Sputnik: Right. What are your bets on the results of this? I mean this is really unprecedented because we have never had this kind of a company doing these kinds of things and being sued. I mean it is very interesting to see how this is going to play out in the US and then also how it is going to play out in Europe, where you have the GDPR, you know which is very strict, much stricter than US regulations. But still Facebook, of course, is saying that they didn't do anything without permission. And perhaps people did sign, you know some very-very fine print you know "terms and conditions", which they didn't click on and you know…
Yair Cohen: Well, it is not sure and Facebook saying this and goes against its own submissions to the Information Commissioner's Office because the investigations by the Information Commissioner's Office was particularly in relation to "friends of friends", so it could be a friend who did not agree for the information being shared and then they shared a post to somebody else who did agree.
In fact, in relation to other matters such as personalised advertising, it was found that Facebook in all those settings that Facebook offered to its users turned out to be absolute rubbish. They are meaningless, completely meaningless. So it continued to show personal advertising. It continued to show data.
So I don't know whether Facebook can rely on consent here. Consent means consent. Consent means informed consent. So when a person is drunk, intoxicated, not understanding what is going on around them, in a criminal court they are unable to give informed consent.

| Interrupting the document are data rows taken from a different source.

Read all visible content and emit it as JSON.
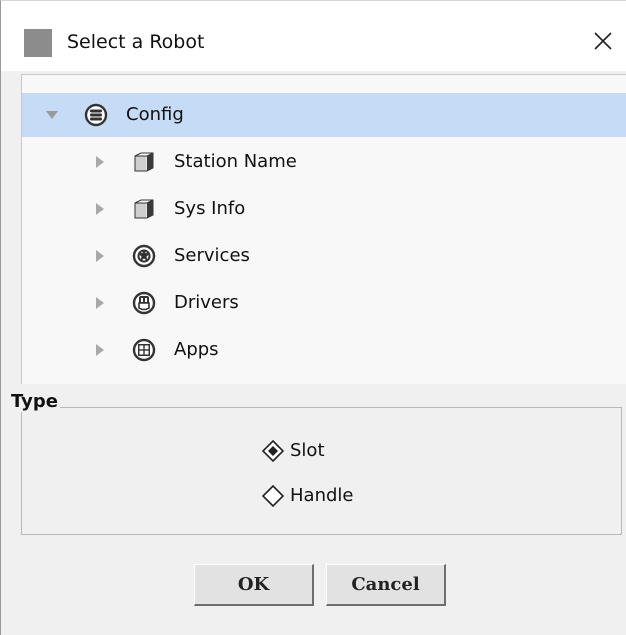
{
  "dialog": {
    "title": "Select a Robot"
  },
  "tree": {
    "root": {
      "label": "Config",
      "icon": "database-icon",
      "expanded": true,
      "selected": true
    },
    "children": [
      {
        "label": "Station Name",
        "icon": "cube-icon"
      },
      {
        "label": "Sys Info",
        "icon": "cube-icon"
      },
      {
        "label": "Services",
        "icon": "services-icon"
      },
      {
        "label": "Drivers",
        "icon": "drivers-icon"
      },
      {
        "label": "Apps",
        "icon": "apps-icon"
      }
    ]
  },
  "type_group": {
    "legend": "Type",
    "options": [
      {
        "label": "Slot",
        "selected": true
      },
      {
        "label": "Handle",
        "selected": false
      }
    ]
  },
  "buttons": {
    "ok": "OK",
    "cancel": "Cancel"
  },
  "colors": {
    "selection": "#c6dcf6",
    "dialog_bg": "#f0f0f0",
    "tree_bg": "#f8f8f8"
  }
}
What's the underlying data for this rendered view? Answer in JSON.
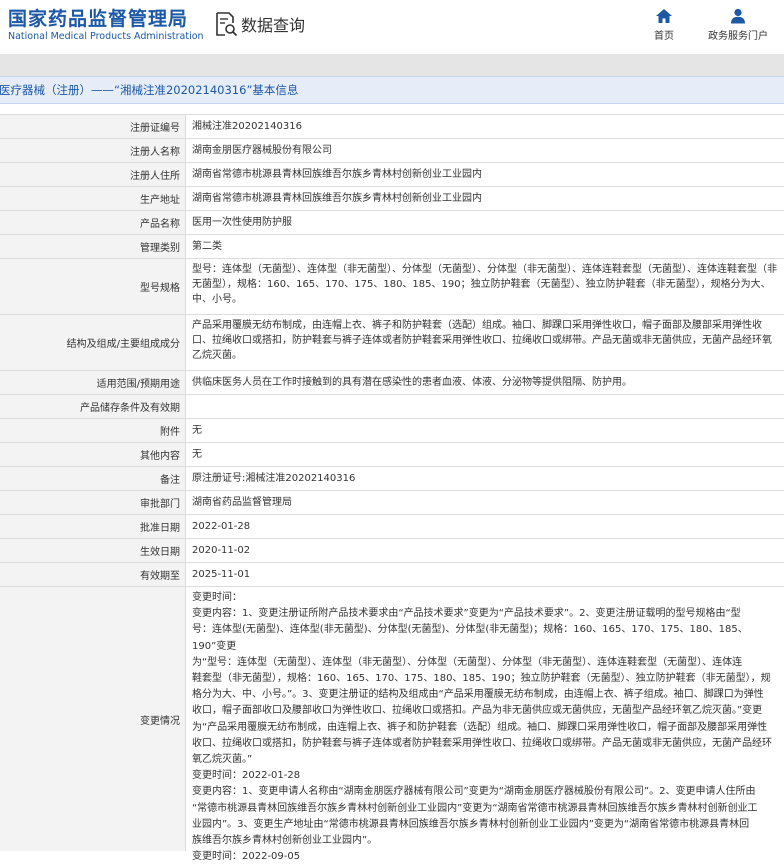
{
  "header": {
    "logo_cn": "国家药品监督管理局",
    "logo_en": "National Medical Products Administration",
    "search_title": "数据查询",
    "nav": [
      {
        "label": "首页",
        "icon": "home-icon"
      },
      {
        "label": "政务服务门户",
        "icon": "user-icon"
      }
    ]
  },
  "title_bar": {
    "text": "医疗器械（注册）——“湘械注准20202140316”基本信息"
  },
  "colors": {
    "brand": "#1c58a6",
    "label_bg": "#f3f3f3",
    "border": "#dcdcdc",
    "title_bg": "#e6edf8"
  },
  "fields": [
    {
      "label": "注册证编号",
      "value": "湘械注准20202140316"
    },
    {
      "label": "注册人名称",
      "value": "湖南金朋医疗器械股份有限公司"
    },
    {
      "label": "注册人住所",
      "value": "湖南省常德市桃源县青林回族维吾尔族乡青林村创新创业工业园内"
    },
    {
      "label": "生产地址",
      "value": "湖南省常德市桃源县青林回族维吾尔族乡青林村创新创业工业园内"
    },
    {
      "label": "产品名称",
      "value": "医用一次性使用防护服"
    },
    {
      "label": "管理类别",
      "value": "第二类"
    },
    {
      "label": "型号规格",
      "value": "型号：连体型（无菌型）、连体型（非无菌型）、分体型（无菌型）、分体型（非无菌型）、连体连鞋套型（无菌型）、连体连鞋套型（非无菌型），规格：160、165、170、175、180、185、190；独立防护鞋套（无菌型）、独立防护鞋套（非无菌型），规格分为大、中、小号。"
    },
    {
      "label": "结构及组成/主要组成成分",
      "value": "产品采用覆膜无纺布制成，由连帽上衣、裤子和防护鞋套（选配）组成。袖口、脚踝口采用弹性收口，帽子面部及腰部采用弹性收口、拉绳收口或搭扣，防护鞋套与裤子连体或者防护鞋套采用弹性收口、拉绳收口或绑带。产品无菌或非无菌供应，无菌产品经环氧乙烷灭菌。"
    },
    {
      "label": "适用范围/预期用途",
      "value": "供临床医务人员在工作时接触到的具有潜在感染性的患者血液、体液、分泌物等提供阻隔、防护用。"
    },
    {
      "label": "产品储存条件及有效期",
      "value": ""
    },
    {
      "label": "附件",
      "value": "无"
    },
    {
      "label": "其他内容",
      "value": "无"
    },
    {
      "label": "备注",
      "value": "原注册证号:湘械注准20202140316"
    },
    {
      "label": "审批部门",
      "value": "湖南省药品监督管理局"
    },
    {
      "label": "批准日期",
      "value": "2022-01-28"
    },
    {
      "label": "生效日期",
      "value": "2020-11-02"
    },
    {
      "label": "有效期至",
      "value": "2025-11-01"
    }
  ],
  "change_history": {
    "label": "变更情况",
    "lines": [
      "变更时间：",
      "变更内容：1、变更注册证所附产品技术要求由“产品技术要求”变更为“产品技术要求”。2、变更注册证载明的型号规格由“型",
      "号：连体型(无菌型)、连体型(非无菌型)、分体型(无菌型)、分体型(非无菌型)；规格：160、165、170、175、180、185、190”变更",
      "为“型号：连体型（无菌型）、连体型（非无菌型）、分体型（无菌型）、分体型（非无菌型）、连体连鞋套型（无菌型）、连体连",
      "鞋套型（非无菌型），规格：160、165、170、175、180、185、190；独立防护鞋套（无菌型）、独立防护鞋套（非无菌型），规",
      "格分为大、中、小号。”。3、变更注册证的结构及组成由“产品采用覆膜无纺布制成，由连帽上衣、裤子组成。袖口、脚踝口为弹性",
      "收口，帽子面部收口及腰部收口为弹性收口、拉绳收口或搭扣。产品为非无菌供应或无菌供应，无菌型产品经环氧乙烷灭菌。”变更",
      "为“产品采用覆膜无纺布制成，由连帽上衣、裤子和防护鞋套（选配）组成。袖口、脚踝口采用弹性收口，帽子面部及腰部采用弹性",
      "收口、拉绳收口或搭扣，防护鞋套与裤子连体或者防护鞋套采用弹性收口、拉绳收口或绑带。产品无菌或非无菌供应，无菌产品经环",
      "氧乙烷灭菌。”",
      "变更时间：2022-01-28",
      "变更内容：1、变更申请人名称由“湖南金朋医疗器械有限公司”变更为“湖南金朋医疗器械股份有限公司”。2、变更申请人住所由",
      "“常德市桃源县青林回族维吾尔族乡青林村创新创业工业园内”变更为“湖南省常德市桃源县青林回族维吾尔族乡青林村创新创业工",
      "业园内”。3、变更生产地址由“常德市桃源县青林回族维吾尔族乡青林村创新创业工业园内”变更为“湖南省常德市桃源县青林回",
      "族维吾尔族乡青林村创新创业工业园内”。",
      "变更时间：2022-09-05"
    ]
  }
}
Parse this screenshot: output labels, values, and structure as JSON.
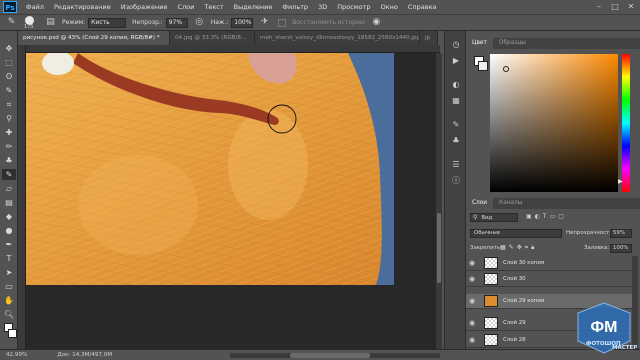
{
  "menubar": {
    "logo": "Ps",
    "items": [
      "Файл",
      "Редактирование",
      "Изображение",
      "Слои",
      "Текст",
      "Выделение",
      "Фильтр",
      "3D",
      "Просмотр",
      "Окно",
      "Справка"
    ],
    "min": "–",
    "max": "□",
    "close": "✕"
  },
  "options": {
    "brush_size": "175",
    "mode_label": "Режим:",
    "mode_value": "Кисть",
    "opacity_label": "Непрозр.:",
    "opacity_value": "97%",
    "flow_label": "Наж.:",
    "flow_value": "100%",
    "history_label": "Восстановить историю"
  },
  "tabs": [
    {
      "label": "рисунок.psd @ 43% (Слой 29 копия, RGB/8#) *",
      "active": true
    },
    {
      "label": "04.jpg @ 33,3% (RGB/8...",
      "active": false
    },
    {
      "label": "meh_sherst_volosy_dlinnovolosyy_18582_2560x1440.jpg",
      "active": false
    },
    {
      "label": "jp",
      "active": false
    }
  ],
  "status": {
    "zoom": "42,99%",
    "doc": "Док: 14,3M/497,0M"
  },
  "color_panel": {
    "tab_color": "Цвет",
    "tab_swatches": "Образцы"
  },
  "layers_panel": {
    "tab_layers": "Слои",
    "tab_channels": "Каналы",
    "kind_label": "Вид",
    "blend_mode": "Обычные",
    "opacity_label": "Непрозрачность:",
    "opacity_value": "59%",
    "lock_label": "Закрепить:",
    "fill_label": "Заливка:",
    "fill_value": "100%",
    "layers": [
      {
        "name": "Слой 30 копия",
        "selected": false
      },
      {
        "name": "Слой 30",
        "selected": false
      },
      {
        "name": "Слой 29 копия",
        "selected": true
      },
      {
        "name": "Слой 29",
        "selected": false
      },
      {
        "name": "Слой 28",
        "selected": false
      }
    ]
  },
  "watermark": {
    "text": "МАСТЕР",
    "sub": "ФОТОШОП"
  },
  "colors": {
    "accent": "#31a8ff",
    "fur": "#e8a040",
    "bg_blue": "#4a6d9c"
  }
}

Same here, where a person doesn't really understand what Facebook's terms and conditions are about and what they are signing for, it is very difficult for Facebook to then rely on consent.
Views and opinions, expressed in the article are those of Yair Cohen and do not necessarily reflect those of Sputnik.